**ASSIGNED TASK:** Set down the entries below exactly, leaving out all images.

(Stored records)
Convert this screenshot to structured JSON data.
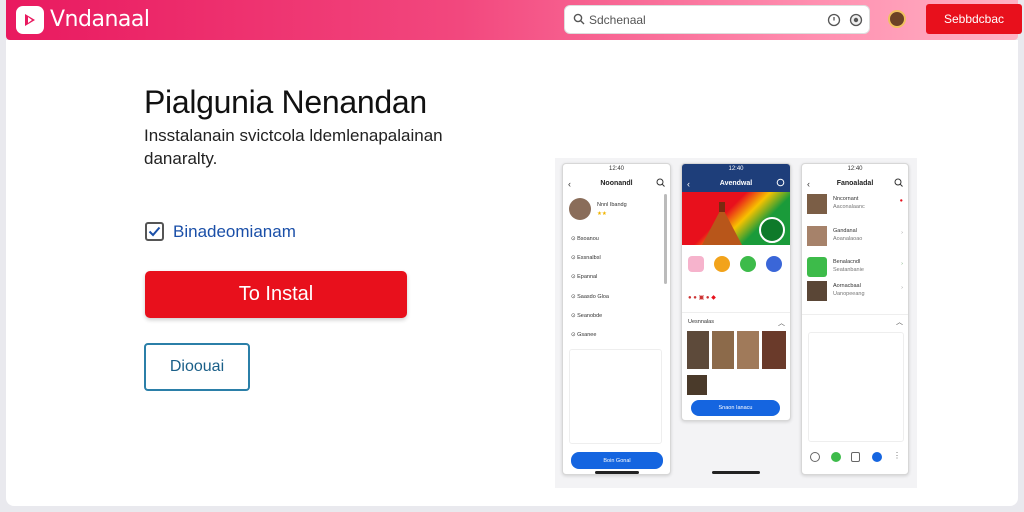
{
  "header": {
    "brand": "Vndanaal",
    "search_placeholder": "Sdchenaal",
    "signin_label": "Sebbdcbac",
    "accent": "#e9195f"
  },
  "hero": {
    "title": "Pialgunia Nenandan",
    "description": "Insstalanain svictcola ldemlenapalainan danaralty.",
    "checkbox_label": "Binadeomianam",
    "checkbox_checked": true,
    "install_label": "To Instal",
    "download_label": "Dioouai",
    "install_color": "#e8101c"
  },
  "phone1": {
    "status": "12:40",
    "title": "Noonandl",
    "profile_name": "Nnnl Ibandg",
    "menu": [
      "Bsoanou",
      "Essnalbsl",
      "Epannal",
      "Saasdo Gloa",
      "Seanobde",
      "Gsanee"
    ],
    "button": "Boin Gonal"
  },
  "phone2": {
    "status": "12:40",
    "title": "Avendwal",
    "section": "Uesnnalas",
    "button": "Snaon Ianacu",
    "icons": [
      "gallery-icon",
      "star-icon",
      "leaf-icon",
      "chat-icon"
    ]
  },
  "phone3": {
    "status": "12:40",
    "title": "Fanoaladal",
    "rows": [
      {
        "title": "Nncornant",
        "sub": "Aaconalaanc"
      },
      {
        "title": "Gandanal",
        "sub": "Aoanalaoao"
      },
      {
        "title": "Benalacndl",
        "sub": "Seatanbanie"
      },
      {
        "title": "Aornacbaal",
        "sub": "Uanopeeang"
      }
    ]
  }
}
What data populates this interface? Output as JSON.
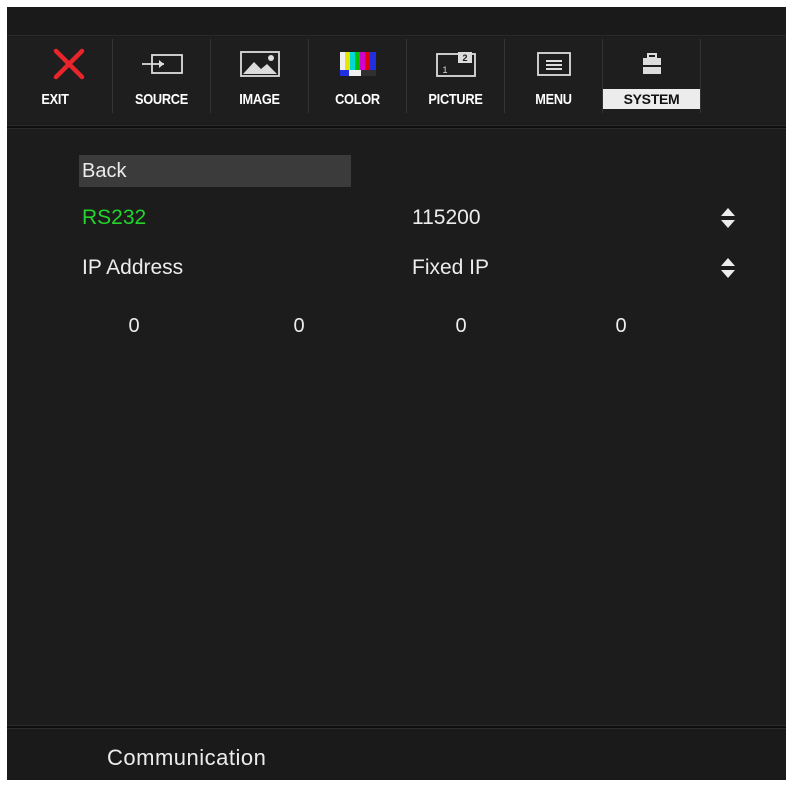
{
  "menu": {
    "tabs": [
      {
        "label": "EXIT",
        "icon": "close-icon"
      },
      {
        "label": "SOURCE",
        "icon": "source-icon"
      },
      {
        "label": "IMAGE",
        "icon": "image-icon"
      },
      {
        "label": "COLOR",
        "icon": "color-bars-icon"
      },
      {
        "label": "PICTURE",
        "icon": "picture-in-picture-icon"
      },
      {
        "label": "MENU",
        "icon": "menu-icon"
      },
      {
        "label": "SYSTEM",
        "icon": "toolbox-icon",
        "active": true
      }
    ]
  },
  "panel": {
    "back_label": "Back",
    "rows": [
      {
        "label": "RS232",
        "value": "115200",
        "highlighted": true
      },
      {
        "label": "IP Address",
        "value": "Fixed IP",
        "highlighted": false
      }
    ],
    "ip_segments": [
      "0",
      "0",
      "0",
      "0"
    ]
  },
  "footer": {
    "status": "Communication"
  },
  "colors": {
    "background": "#1c1c1c",
    "text": "#ececec",
    "highlight": "#22d42a",
    "exit_icon": "#e8252b",
    "active_tab_bg": "#ececec"
  }
}
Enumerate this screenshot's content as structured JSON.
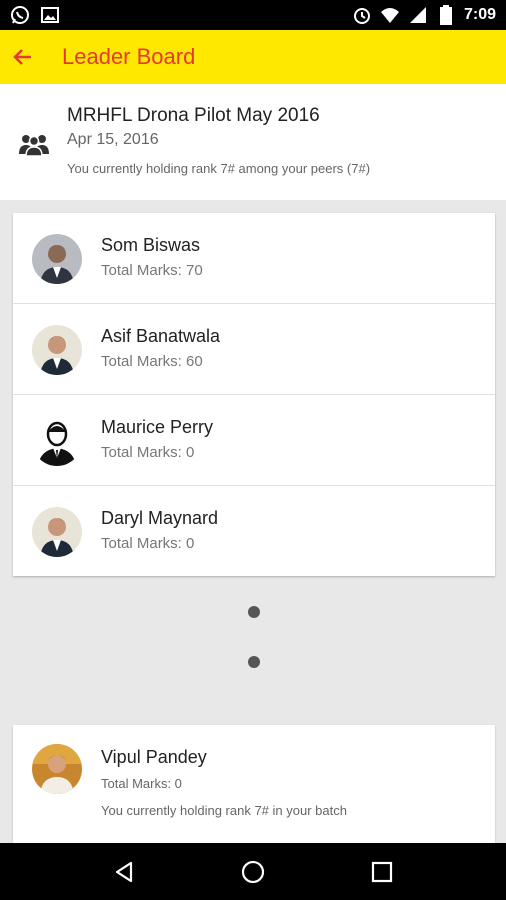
{
  "status_bar": {
    "time": "7:09",
    "icons_left": [
      "whatsapp-icon",
      "image-icon"
    ],
    "icons_right": [
      "alarm-icon",
      "wifi-icon",
      "signal-icon",
      "battery-icon"
    ]
  },
  "app_bar": {
    "title": "Leader Board",
    "back_icon": "arrow-left-icon",
    "background": "#ffe800",
    "title_color": "#e53935"
  },
  "header": {
    "title": "MRHFL Drona Pilot May 2016",
    "date": "Apr 15, 2016",
    "rank_text": "You currently holding rank 7# among your peers (7#)",
    "icon": "group-icon"
  },
  "leaders": [
    {
      "name": "Som Biswas",
      "marks": "Total Marks: 70",
      "avatar": "photo"
    },
    {
      "name": "Asif Banatwala",
      "marks": "Total Marks: 60",
      "avatar": "photo"
    },
    {
      "name": "Maurice Perry",
      "marks": "Total Marks: 0",
      "avatar": "placeholder-person-icon"
    },
    {
      "name": "Daryl Maynard",
      "marks": "Total Marks: 0",
      "avatar": "photo"
    }
  ],
  "current_user": {
    "name": "Vipul Pandey",
    "marks": "Total Marks: 0",
    "rank_text": "You currently holding rank 7# in your batch"
  },
  "nav_bar": {
    "icons": [
      "back-triangle-icon",
      "home-circle-icon",
      "recents-square-icon"
    ]
  }
}
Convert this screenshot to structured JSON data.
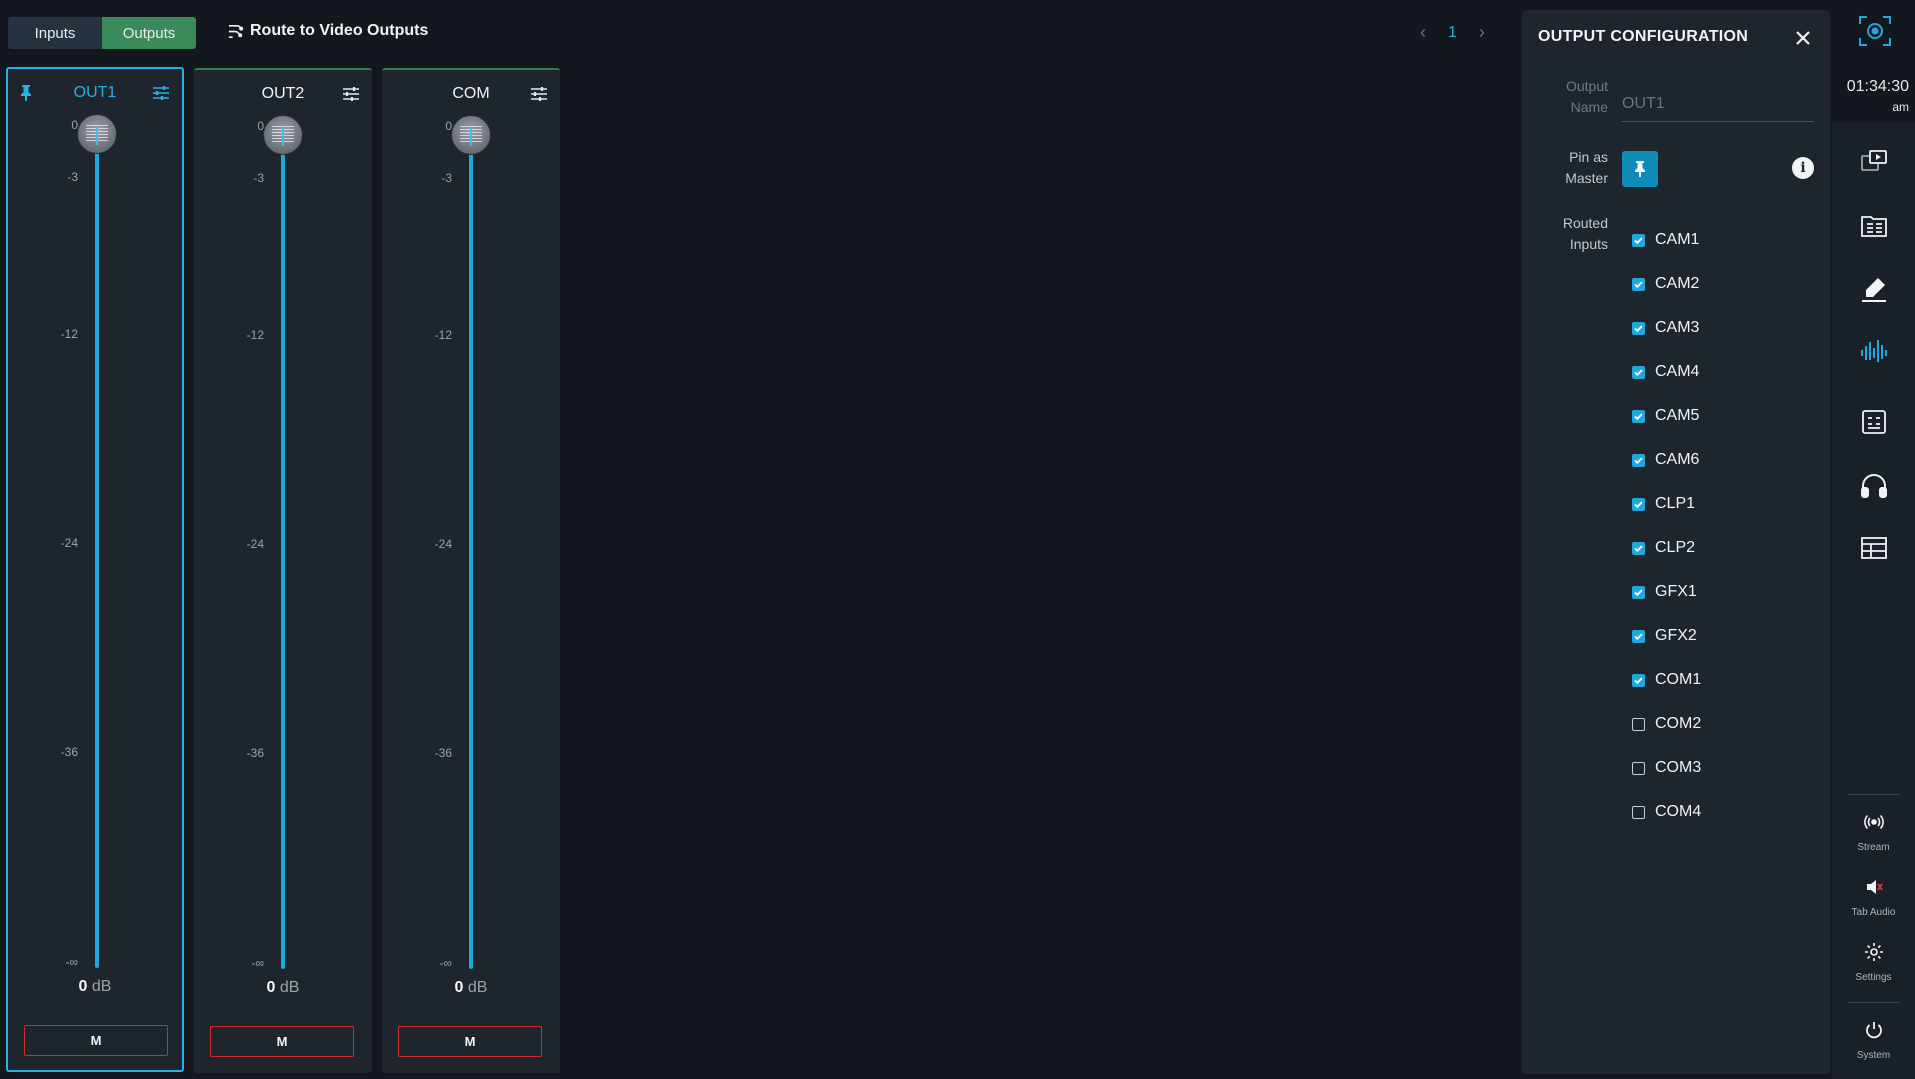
{
  "tabs": {
    "inputs": "Inputs",
    "outputs": "Outputs"
  },
  "route_button": "Route to Video Outputs",
  "pager": {
    "page": "1",
    "prev": "‹",
    "next": "›"
  },
  "scale": {
    "s0": "0",
    "s3": "-3",
    "s12": "-12",
    "s24": "-24",
    "s36": "-36",
    "sinf": "-∞"
  },
  "strips": [
    {
      "name": "OUT1",
      "db_value": "0",
      "db_unit": "dB",
      "mute": "M",
      "level_db": 0
    },
    {
      "name": "OUT2",
      "db_value": "0",
      "db_unit": "dB",
      "mute": "M",
      "level_db": 0
    },
    {
      "name": "COM",
      "db_value": "0",
      "db_unit": "dB",
      "mute": "M",
      "level_db": 0
    }
  ],
  "panel": {
    "title": "OUTPUT CONFIGURATION",
    "output_name_label": "Output Name",
    "output_name_placeholder": "OUT1",
    "pin_label": "Pin as Master",
    "routed_label": "Routed Inputs",
    "info_glyph": "i",
    "routes": [
      {
        "name": "CAM1",
        "checked": true
      },
      {
        "name": "CAM2",
        "checked": true
      },
      {
        "name": "CAM3",
        "checked": true
      },
      {
        "name": "CAM4",
        "checked": true
      },
      {
        "name": "CAM5",
        "checked": true
      },
      {
        "name": "CAM6",
        "checked": true
      },
      {
        "name": "CLP1",
        "checked": true
      },
      {
        "name": "CLP2",
        "checked": true
      },
      {
        "name": "GFX1",
        "checked": true
      },
      {
        "name": "GFX2",
        "checked": true
      },
      {
        "name": "COM1",
        "checked": true
      },
      {
        "name": "COM2",
        "checked": false
      },
      {
        "name": "COM3",
        "checked": false
      },
      {
        "name": "COM4",
        "checked": false
      }
    ]
  },
  "rail": {
    "time": "01:34:30",
    "ampm": "am",
    "stream": "Stream",
    "tab_audio": "Tab Audio",
    "settings": "Settings",
    "system": "System"
  },
  "colors": {
    "accent": "#1fa8dc",
    "outputs_tab": "#3b8a5a",
    "mute_border": "#d42a2a"
  }
}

**EXERCISE ANSWER:**
Convert this screenshot to structured JSON data.
{
  "header": {
    "brand": "Vndanaal",
    "search_placeholder": "Sdchenaal",
    "signin_label": "Sebbdcbac",
    "accent": "#e9195f"
  },
  "hero": {
    "title": "Pialgunia Nenandan",
    "description": "Insstalanain svictcola ldemlenapalainan danaralty.",
    "checkbox_label": "Binadeomianam",
    "checkbox_checked": true,
    "install_label": "To Instal",
    "download_label": "Dioouai",
    "install_color": "#e8101c"
  },
  "phone1": {
    "status": "12:40",
    "title": "Noonandl",
    "profile_name": "Nnnl Ibandg",
    "menu": [
      "Bsoanou",
      "Essnalbsl",
      "Epannal",
      "Saasdo Gloa",
      "Seanobde",
      "Gsanee"
    ],
    "button": "Boin Gonal"
  },
  "phone2": {
    "status": "12:40",
    "title": "Avendwal",
    "section": "Uesnnalas",
    "button": "Snaon Ianacu",
    "icons": [
      "gallery-icon",
      "star-icon",
      "leaf-icon",
      "chat-icon"
    ]
  },
  "phone3": {
    "status": "12:40",
    "title": "Fanoaladal",
    "rows": [
      {
        "title": "Nncornant",
        "sub": "Aaconalaanc"
      },
      {
        "title": "Gandanal",
        "sub": "Aoanalaoao"
      },
      {
        "title": "Benalacndl",
        "sub": "Seatanbanie"
      },
      {
        "title": "Aornacbaal",
        "sub": "Uanopeeang"
      }
    ]
  }
}
What data populates this interface? Output as JSON.
{
  "menu": {
    "tabs": [
      {
        "label": "EXIT",
        "icon": "close-icon"
      },
      {
        "label": "SOURCE",
        "icon": "source-icon"
      },
      {
        "label": "IMAGE",
        "icon": "image-icon"
      },
      {
        "label": "COLOR",
        "icon": "color-bars-icon"
      },
      {
        "label": "PICTURE",
        "icon": "picture-in-picture-icon"
      },
      {
        "label": "MENU",
        "icon": "menu-icon"
      },
      {
        "label": "SYSTEM",
        "icon": "toolbox-icon",
        "active": true
      }
    ]
  },
  "panel": {
    "back_label": "Back",
    "rows": [
      {
        "label": "RS232",
        "value": "115200",
        "highlighted": true
      },
      {
        "label": "IP Address",
        "value": "Fixed IP",
        "highlighted": false
      }
    ],
    "ip_segments": [
      "0",
      "0",
      "0",
      "0"
    ]
  },
  "footer": {
    "status": "Communication"
  },
  "colors": {
    "background": "#1c1c1c",
    "text": "#ececec",
    "highlight": "#22d42a",
    "exit_icon": "#e8252b",
    "active_tab_bg": "#ececec"
  }
}
Enumerate this screenshot's content as structured JSON.
{
  "status_bar": {
    "time": "7:09",
    "icons_left": [
      "whatsapp-icon",
      "image-icon"
    ],
    "icons_right": [
      "alarm-icon",
      "wifi-icon",
      "signal-icon",
      "battery-icon"
    ]
  },
  "app_bar": {
    "title": "Leader Board",
    "back_icon": "arrow-left-icon",
    "background": "#ffe800",
    "title_color": "#e53935"
  },
  "header": {
    "title": "MRHFL Drona Pilot May 2016",
    "date": "Apr 15, 2016",
    "rank_text": "You currently holding rank 7# among your peers (7#)",
    "icon": "group-icon"
  },
  "leaders": [
    {
      "name": "Som Biswas",
      "marks": "Total Marks: 70",
      "avatar": "photo"
    },
    {
      "name": "Asif Banatwala",
      "marks": "Total Marks: 60",
      "avatar": "photo"
    },
    {
      "name": "Maurice Perry",
      "marks": "Total Marks: 0",
      "avatar": "placeholder-person-icon"
    },
    {
      "name": "Daryl Maynard",
      "marks": "Total Marks: 0",
      "avatar": "photo"
    }
  ],
  "current_user": {
    "name": "Vipul Pandey",
    "marks": "Total Marks: 0",
    "rank_text": "You currently holding rank 7# in your batch"
  },
  "nav_bar": {
    "icons": [
      "back-triangle-icon",
      "home-circle-icon",
      "recents-square-icon"
    ]
  }
}
Convert this screenshot to structured JSON data.
{
  "tabs": {
    "inputs": "Inputs",
    "outputs": "Outputs"
  },
  "route_button": "Route to Video Outputs",
  "pager": {
    "page": "1",
    "prev": "‹",
    "next": "›"
  },
  "scale": {
    "s0": "0",
    "s3": "-3",
    "s12": "-12",
    "s24": "-24",
    "s36": "-36",
    "sinf": "-∞"
  },
  "strips": [
    {
      "name": "OUT1",
      "db_value": "0",
      "db_unit": "dB",
      "mute": "M",
      "level_db": 0
    },
    {
      "name": "OUT2",
      "db_value": "0",
      "db_unit": "dB",
      "mute": "M",
      "level_db": 0
    },
    {
      "name": "COM",
      "db_value": "0",
      "db_unit": "dB",
      "mute": "M",
      "level_db": 0
    }
  ],
  "panel": {
    "title": "OUTPUT CONFIGURATION",
    "output_name_label": "Output Name",
    "output_name_placeholder": "OUT1",
    "pin_label": "Pin as Master",
    "routed_label": "Routed Inputs",
    "info_glyph": "i",
    "routes": [
      {
        "name": "CAM1",
        "checked": true
      },
      {
        "name": "CAM2",
        "checked": true
      },
      {
        "name": "CAM3",
        "checked": true
      },
      {
        "name": "CAM4",
        "checked": true
      },
      {
        "name": "CAM5",
        "checked": true
      },
      {
        "name": "CAM6",
        "checked": true
      },
      {
        "name": "CLP1",
        "checked": true
      },
      {
        "name": "CLP2",
        "checked": true
      },
      {
        "name": "GFX1",
        "checked": true
      },
      {
        "name": "GFX2",
        "checked": true
      },
      {
        "name": "COM1",
        "checked": true
      },
      {
        "name": "COM2",
        "checked": false
      },
      {
        "name": "COM3",
        "checked": false
      },
      {
        "name": "COM4",
        "checked": false
      }
    ]
  },
  "rail": {
    "time": "01:34:30",
    "ampm": "am",
    "stream": "Stream",
    "tab_audio": "Tab Audio",
    "settings": "Settings",
    "system": "System"
  },
  "colors": {
    "accent": "#1fa8dc",
    "outputs_tab": "#3b8a5a",
    "mute_border": "#d42a2a"
  }
}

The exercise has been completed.